(Stored records)

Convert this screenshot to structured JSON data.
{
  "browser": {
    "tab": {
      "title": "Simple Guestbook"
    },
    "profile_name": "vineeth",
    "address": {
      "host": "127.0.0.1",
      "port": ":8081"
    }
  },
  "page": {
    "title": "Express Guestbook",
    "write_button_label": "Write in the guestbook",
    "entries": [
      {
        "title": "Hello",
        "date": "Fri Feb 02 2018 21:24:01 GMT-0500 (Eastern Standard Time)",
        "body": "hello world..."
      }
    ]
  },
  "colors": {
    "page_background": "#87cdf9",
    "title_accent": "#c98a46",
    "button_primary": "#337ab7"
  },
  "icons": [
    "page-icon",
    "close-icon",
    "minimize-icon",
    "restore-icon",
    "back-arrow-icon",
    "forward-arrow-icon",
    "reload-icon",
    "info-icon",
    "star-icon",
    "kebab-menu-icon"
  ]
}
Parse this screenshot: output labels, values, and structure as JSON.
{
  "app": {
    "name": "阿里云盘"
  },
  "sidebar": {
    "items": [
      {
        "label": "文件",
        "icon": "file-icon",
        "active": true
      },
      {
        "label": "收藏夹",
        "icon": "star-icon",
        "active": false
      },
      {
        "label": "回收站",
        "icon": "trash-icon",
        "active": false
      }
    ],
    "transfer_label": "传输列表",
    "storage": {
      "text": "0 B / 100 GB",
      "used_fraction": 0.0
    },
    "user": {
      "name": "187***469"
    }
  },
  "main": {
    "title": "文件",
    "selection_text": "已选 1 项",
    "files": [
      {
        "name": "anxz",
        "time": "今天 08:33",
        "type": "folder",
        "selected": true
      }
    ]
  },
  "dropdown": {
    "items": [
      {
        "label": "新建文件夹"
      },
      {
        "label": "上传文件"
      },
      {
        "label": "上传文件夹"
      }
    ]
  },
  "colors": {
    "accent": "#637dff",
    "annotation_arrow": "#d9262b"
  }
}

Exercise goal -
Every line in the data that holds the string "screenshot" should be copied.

Finished task -
Convert this screenshot to structured JSON data.
Parse this screenshot: output labels, values, and structure as JSON.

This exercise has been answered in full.